Provide the count of lines below that include the word "objects", without any accompanying remarks.

---------- DATA FOR THE TASK ----------

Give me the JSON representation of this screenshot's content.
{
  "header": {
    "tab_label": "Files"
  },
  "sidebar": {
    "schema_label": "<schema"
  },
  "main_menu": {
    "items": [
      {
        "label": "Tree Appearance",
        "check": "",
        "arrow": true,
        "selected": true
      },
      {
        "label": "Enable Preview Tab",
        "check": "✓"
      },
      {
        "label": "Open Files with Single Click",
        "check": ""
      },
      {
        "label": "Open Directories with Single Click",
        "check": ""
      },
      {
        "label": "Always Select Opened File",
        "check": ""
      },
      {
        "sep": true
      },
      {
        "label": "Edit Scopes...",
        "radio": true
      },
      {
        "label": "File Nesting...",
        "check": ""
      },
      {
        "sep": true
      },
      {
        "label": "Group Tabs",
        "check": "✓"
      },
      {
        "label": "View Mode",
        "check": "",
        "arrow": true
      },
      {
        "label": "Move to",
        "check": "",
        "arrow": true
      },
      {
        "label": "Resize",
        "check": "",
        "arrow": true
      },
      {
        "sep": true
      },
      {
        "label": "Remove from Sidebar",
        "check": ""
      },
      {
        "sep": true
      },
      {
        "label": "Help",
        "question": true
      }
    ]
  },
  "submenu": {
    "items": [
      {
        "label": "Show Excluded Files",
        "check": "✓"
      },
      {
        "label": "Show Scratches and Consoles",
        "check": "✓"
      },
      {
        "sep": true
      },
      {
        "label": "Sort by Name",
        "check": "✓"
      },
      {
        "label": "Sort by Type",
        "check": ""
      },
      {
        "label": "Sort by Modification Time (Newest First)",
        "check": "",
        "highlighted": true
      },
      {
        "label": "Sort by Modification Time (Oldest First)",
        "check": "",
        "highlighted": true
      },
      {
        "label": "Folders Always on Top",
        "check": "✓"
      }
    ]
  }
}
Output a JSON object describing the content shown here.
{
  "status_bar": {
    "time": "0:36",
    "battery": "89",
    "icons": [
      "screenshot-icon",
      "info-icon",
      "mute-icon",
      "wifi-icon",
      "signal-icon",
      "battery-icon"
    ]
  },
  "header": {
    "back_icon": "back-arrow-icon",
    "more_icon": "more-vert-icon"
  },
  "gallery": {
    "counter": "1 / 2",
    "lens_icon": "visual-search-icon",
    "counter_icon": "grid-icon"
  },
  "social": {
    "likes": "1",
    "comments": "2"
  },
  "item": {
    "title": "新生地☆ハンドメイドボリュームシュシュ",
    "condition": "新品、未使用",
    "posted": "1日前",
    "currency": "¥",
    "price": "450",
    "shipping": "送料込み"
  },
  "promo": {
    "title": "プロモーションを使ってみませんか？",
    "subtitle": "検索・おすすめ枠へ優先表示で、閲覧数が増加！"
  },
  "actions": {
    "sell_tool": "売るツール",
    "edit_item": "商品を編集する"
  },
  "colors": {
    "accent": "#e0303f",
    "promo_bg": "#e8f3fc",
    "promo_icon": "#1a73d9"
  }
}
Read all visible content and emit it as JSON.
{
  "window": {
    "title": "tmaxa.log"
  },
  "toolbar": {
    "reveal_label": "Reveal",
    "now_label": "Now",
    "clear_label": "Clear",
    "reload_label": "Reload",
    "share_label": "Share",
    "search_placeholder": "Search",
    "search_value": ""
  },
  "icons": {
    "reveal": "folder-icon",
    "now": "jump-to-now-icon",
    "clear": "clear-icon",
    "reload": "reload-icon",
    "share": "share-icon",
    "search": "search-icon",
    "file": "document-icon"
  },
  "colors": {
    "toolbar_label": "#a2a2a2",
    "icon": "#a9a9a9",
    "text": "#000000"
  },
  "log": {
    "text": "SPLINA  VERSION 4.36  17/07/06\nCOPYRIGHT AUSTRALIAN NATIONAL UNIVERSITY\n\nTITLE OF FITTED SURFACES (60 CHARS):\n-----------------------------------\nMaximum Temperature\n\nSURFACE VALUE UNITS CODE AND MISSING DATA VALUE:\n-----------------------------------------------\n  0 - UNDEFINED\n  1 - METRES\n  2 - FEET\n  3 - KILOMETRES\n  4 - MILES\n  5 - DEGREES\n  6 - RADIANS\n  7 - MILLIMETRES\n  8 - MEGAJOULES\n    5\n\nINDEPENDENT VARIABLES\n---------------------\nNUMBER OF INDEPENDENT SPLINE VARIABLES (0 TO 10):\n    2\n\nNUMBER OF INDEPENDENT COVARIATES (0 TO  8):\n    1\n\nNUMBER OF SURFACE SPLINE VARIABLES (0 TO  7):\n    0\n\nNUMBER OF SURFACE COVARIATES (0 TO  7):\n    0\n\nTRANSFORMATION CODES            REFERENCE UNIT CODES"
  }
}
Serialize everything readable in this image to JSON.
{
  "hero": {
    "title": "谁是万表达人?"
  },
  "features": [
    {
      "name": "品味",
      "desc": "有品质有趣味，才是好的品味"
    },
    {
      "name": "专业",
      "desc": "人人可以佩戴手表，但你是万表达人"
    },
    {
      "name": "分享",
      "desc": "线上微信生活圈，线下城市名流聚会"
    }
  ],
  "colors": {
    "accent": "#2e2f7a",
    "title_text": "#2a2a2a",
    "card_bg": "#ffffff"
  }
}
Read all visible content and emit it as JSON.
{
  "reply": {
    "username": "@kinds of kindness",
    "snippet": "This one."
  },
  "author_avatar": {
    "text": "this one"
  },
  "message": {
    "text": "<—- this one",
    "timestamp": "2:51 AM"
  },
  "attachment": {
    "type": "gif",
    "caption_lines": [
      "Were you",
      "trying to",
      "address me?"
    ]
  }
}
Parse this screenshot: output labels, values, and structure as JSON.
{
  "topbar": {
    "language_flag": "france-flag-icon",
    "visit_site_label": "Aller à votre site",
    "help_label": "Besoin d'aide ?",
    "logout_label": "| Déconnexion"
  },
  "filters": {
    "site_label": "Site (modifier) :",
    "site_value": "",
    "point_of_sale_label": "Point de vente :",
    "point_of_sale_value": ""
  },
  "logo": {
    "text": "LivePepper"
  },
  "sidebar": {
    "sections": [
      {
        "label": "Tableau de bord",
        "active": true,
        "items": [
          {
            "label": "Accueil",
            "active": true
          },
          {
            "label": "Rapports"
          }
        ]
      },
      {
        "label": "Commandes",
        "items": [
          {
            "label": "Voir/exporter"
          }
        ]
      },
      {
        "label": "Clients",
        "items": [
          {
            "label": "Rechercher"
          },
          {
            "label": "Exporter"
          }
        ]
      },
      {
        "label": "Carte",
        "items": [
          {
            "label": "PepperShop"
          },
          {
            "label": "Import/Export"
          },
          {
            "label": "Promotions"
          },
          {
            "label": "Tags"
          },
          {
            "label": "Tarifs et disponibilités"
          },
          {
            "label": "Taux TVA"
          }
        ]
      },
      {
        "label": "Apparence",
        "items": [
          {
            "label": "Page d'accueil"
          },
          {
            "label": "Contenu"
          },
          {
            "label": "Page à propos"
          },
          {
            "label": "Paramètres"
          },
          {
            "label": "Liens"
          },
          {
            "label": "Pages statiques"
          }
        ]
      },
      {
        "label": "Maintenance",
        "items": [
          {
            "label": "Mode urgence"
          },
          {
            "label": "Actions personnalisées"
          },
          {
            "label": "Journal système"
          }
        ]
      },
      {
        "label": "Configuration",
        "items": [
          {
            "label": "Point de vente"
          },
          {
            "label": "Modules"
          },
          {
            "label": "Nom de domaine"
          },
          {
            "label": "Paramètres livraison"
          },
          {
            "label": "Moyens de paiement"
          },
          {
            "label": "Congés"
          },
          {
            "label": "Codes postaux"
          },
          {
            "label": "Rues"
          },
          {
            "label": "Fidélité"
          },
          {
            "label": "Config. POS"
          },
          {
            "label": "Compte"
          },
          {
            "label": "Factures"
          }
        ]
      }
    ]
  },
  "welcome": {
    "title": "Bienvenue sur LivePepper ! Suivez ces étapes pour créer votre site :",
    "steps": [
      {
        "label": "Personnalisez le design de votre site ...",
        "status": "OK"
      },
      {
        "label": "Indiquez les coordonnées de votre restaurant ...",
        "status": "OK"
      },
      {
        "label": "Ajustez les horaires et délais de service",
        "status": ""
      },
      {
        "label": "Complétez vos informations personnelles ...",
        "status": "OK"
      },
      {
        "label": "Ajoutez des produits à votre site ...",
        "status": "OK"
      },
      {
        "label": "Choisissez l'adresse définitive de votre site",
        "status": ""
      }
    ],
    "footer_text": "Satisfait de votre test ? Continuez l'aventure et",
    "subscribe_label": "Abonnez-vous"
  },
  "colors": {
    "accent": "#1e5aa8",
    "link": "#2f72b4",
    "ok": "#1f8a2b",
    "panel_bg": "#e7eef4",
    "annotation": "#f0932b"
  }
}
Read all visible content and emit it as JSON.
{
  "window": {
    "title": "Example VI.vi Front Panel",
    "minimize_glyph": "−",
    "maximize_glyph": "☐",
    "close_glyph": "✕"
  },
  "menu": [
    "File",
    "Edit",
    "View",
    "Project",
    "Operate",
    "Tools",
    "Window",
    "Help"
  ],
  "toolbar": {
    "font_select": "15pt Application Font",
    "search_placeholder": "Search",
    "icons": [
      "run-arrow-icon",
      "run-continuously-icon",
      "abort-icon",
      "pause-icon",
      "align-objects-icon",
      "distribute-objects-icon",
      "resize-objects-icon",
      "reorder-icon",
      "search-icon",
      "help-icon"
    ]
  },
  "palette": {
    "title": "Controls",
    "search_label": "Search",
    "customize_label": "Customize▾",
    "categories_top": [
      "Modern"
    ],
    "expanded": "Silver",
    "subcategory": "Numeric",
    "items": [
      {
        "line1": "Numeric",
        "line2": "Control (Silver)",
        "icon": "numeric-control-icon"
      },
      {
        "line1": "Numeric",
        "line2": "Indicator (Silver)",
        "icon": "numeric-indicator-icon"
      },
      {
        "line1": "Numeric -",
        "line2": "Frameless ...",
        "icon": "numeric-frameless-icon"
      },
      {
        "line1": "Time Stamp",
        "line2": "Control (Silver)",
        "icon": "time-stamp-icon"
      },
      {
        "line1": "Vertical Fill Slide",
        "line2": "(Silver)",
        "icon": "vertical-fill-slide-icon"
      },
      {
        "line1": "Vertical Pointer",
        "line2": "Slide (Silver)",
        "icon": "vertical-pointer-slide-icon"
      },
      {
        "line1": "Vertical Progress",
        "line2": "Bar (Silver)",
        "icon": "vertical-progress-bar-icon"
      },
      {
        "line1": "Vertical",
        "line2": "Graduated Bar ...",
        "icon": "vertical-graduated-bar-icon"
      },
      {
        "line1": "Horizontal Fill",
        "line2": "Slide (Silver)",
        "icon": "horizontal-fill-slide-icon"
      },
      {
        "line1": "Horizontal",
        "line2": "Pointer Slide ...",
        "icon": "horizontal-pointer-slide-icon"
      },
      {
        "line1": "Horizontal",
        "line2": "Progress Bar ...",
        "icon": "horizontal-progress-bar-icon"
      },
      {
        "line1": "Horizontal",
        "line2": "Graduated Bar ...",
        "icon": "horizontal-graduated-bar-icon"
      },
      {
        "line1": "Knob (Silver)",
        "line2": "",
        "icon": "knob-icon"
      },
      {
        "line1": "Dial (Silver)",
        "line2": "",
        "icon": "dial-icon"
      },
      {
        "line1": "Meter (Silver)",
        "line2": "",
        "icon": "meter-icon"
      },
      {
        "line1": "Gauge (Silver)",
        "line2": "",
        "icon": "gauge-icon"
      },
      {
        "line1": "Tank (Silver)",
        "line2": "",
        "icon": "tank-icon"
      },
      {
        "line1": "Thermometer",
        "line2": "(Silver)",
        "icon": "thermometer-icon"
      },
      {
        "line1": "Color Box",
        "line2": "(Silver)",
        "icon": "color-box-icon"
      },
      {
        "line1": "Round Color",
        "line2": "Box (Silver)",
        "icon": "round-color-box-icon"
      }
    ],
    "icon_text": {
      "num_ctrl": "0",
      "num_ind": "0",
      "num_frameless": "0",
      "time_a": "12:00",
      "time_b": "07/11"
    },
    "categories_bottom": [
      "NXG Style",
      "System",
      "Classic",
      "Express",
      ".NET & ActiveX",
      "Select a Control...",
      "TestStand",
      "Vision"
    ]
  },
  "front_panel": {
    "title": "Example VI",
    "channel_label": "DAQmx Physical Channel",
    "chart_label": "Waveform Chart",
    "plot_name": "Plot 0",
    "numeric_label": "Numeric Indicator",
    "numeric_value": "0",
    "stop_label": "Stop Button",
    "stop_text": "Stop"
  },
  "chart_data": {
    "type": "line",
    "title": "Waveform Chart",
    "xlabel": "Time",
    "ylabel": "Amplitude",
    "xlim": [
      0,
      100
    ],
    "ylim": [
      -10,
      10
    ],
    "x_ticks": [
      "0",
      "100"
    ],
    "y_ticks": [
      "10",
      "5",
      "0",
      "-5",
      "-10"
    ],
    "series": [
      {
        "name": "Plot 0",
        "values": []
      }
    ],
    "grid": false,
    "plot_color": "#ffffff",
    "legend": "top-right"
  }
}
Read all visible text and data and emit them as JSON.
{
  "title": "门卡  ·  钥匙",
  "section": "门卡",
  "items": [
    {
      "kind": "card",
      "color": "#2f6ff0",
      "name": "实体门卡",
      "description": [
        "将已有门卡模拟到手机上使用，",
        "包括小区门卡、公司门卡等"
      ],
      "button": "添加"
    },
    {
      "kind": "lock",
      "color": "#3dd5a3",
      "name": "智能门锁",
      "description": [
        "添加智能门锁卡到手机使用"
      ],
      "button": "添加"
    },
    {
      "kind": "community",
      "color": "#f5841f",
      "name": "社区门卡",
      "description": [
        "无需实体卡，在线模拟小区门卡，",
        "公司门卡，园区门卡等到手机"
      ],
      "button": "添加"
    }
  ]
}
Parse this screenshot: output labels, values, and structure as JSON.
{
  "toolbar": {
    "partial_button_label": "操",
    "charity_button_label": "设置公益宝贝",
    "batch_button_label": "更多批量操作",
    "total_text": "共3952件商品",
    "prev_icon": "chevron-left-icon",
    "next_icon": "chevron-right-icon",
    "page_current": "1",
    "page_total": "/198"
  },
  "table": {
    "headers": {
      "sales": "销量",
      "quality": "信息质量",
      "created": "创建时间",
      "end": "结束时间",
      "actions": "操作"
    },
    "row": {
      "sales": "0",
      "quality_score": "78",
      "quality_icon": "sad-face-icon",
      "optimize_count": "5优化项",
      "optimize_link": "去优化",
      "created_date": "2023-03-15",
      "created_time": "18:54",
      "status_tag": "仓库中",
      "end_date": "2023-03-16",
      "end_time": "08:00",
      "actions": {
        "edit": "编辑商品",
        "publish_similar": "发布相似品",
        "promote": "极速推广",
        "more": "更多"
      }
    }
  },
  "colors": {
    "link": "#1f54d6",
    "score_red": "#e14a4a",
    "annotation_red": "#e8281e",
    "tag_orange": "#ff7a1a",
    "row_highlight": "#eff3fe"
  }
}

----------

## YOUR SOLUTION
3